Models in magazines are itty-bitty, making us regular-sized gals feel like the curves that we’ve got or the “meat on our bones” makes us ugly and gives us the perception that we’re “fat.”   Or worse, that without breast implants, Botox, or other beautifying surgeries to change how we look, we’re not pretty.

Maybe we were teased growing up about our freckles, dimples, color of our hair, how our legs looked….
I can remember in Junior High having to scoot around in the lunchroom because one of the popular boys was always making comments  about my butt!

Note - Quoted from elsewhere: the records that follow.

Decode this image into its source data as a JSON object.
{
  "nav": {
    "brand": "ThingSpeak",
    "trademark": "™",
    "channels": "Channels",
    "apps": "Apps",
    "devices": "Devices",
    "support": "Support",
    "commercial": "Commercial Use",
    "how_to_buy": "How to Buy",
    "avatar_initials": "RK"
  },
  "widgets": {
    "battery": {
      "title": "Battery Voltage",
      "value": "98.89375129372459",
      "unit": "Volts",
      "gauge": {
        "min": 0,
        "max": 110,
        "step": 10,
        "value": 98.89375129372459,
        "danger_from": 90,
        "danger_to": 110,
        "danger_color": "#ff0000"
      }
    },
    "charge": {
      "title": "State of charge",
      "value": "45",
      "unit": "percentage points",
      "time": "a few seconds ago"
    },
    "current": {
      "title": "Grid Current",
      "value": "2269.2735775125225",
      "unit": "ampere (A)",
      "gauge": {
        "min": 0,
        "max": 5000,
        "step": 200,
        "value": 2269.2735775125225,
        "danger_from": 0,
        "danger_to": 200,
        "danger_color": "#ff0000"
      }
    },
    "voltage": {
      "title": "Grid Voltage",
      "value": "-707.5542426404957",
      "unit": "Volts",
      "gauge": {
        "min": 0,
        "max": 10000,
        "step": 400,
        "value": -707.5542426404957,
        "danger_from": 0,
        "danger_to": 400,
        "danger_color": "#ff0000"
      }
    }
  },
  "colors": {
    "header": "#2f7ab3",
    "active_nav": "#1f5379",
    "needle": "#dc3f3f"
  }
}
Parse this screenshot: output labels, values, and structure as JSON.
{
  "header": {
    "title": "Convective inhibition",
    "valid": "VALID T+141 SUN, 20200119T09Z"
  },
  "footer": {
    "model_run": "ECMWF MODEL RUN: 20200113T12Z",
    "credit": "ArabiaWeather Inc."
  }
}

What we see in ourselves and what others see in us is sometimes is quite different.  I recently wrote an article about Features vs. Flaws.  Take a moment and think about what you see when you look at yourself?

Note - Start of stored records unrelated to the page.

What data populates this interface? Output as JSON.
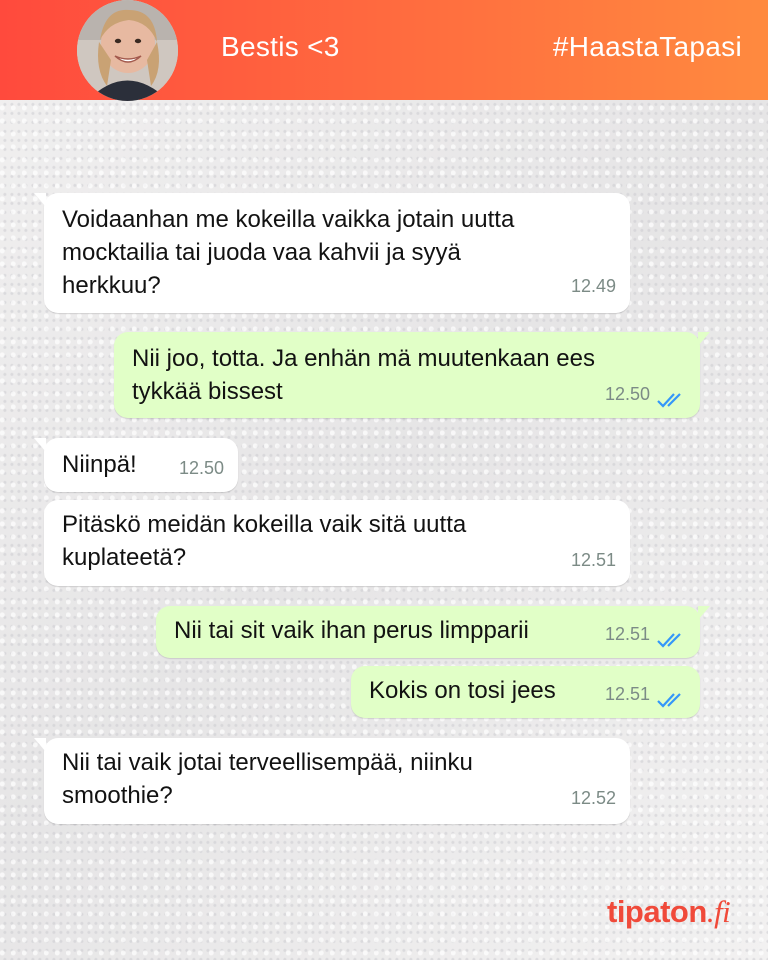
{
  "header": {
    "contact_name": "Bestis <3",
    "hashtag": "#HaastaTapasi",
    "avatar_icon": "profile-photo"
  },
  "messages": [
    {
      "direction": "incoming",
      "text": "Voidaanhan me kokeilla vaikka jotain uutta\nmocktailia tai juoda vaa kahvii ja syyä\nherkkuu?",
      "time": "12.49"
    },
    {
      "direction": "outgoing",
      "text": "Nii joo, totta. Ja enhän mä muutenkaan ees\ntykkää bissest",
      "time": "12.50",
      "status": "read"
    },
    {
      "direction": "incoming",
      "text": "Niinpä!",
      "time": "12.50"
    },
    {
      "direction": "incoming",
      "text": "Pitäskö meidän kokeilla vaik sitä uutta\nkuplateetä?",
      "time": "12.51"
    },
    {
      "direction": "outgoing",
      "text": "Nii tai sit vaik ihan perus limpparii",
      "time": "12.51",
      "status": "read"
    },
    {
      "direction": "outgoing",
      "text": "Kokis on tosi jees",
      "time": "12.51",
      "status": "read"
    },
    {
      "direction": "incoming",
      "text": "Nii tai vaik jotai terveellisempää, niinku\nsmoothie?",
      "time": "12.52"
    }
  ],
  "branding": {
    "logo_main": "tipaton",
    "logo_suffix": ".fi"
  },
  "colors": {
    "header_start": "#ff4a3d",
    "header_end": "#ff8a3f",
    "outgoing_bubble": "#e1ffc7",
    "incoming_bubble": "#ffffff",
    "read_ticks": "#3497f9",
    "logo": "#f04a3a"
  }
}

Posted by Aliesa George in Links to Interesting Articles, Mind-Body Health.

Health & Healing Affirmation – Year of the Water Snake

Blue SnakeHappy New Year – 2013
is the Year
of the Water Snake

While I’m not an expert with Chinese Astrology, I am fascinated at how the Universe brings things to my attention.

Today, February 10th  at 3:20pm we begin the Year of the Water Snake.

What I didn’t realize until researching the meaning of a recent dream about water snakes, is that:

  1. We’re moving out of the year of the Dragon, and into the year of the Water snake.
  2. This is the first year of the dawning of the age of Aquarius – which began on December 22, 2012, (the first day of the new Mayan calendar based on it’s long count of 5, 125 years.)
  3. It’s a powerful time of rebirth and new cycles!

Seems to me a special time for us to BE celebrating life on this earth!

Did you know? 

2013: The Year of the Water Snake symbolizes healing and wellness.

Here is a lovely healing affirmation I found while researching the meaning of Water Snake.

Posted by Aliesa George in Links to Interesting Articles, Meditation, Mind-Body Health, Motivation, Inspiration & Goal Setting.

Natural Posture is Key to Improving Whole-Body Health

old man with pipe

Everybody knows that posture is important, but we don’t always know what we need to do to improve things. 

Posted by Aliesa George in Links to Interesting Articles, Posture Improvement.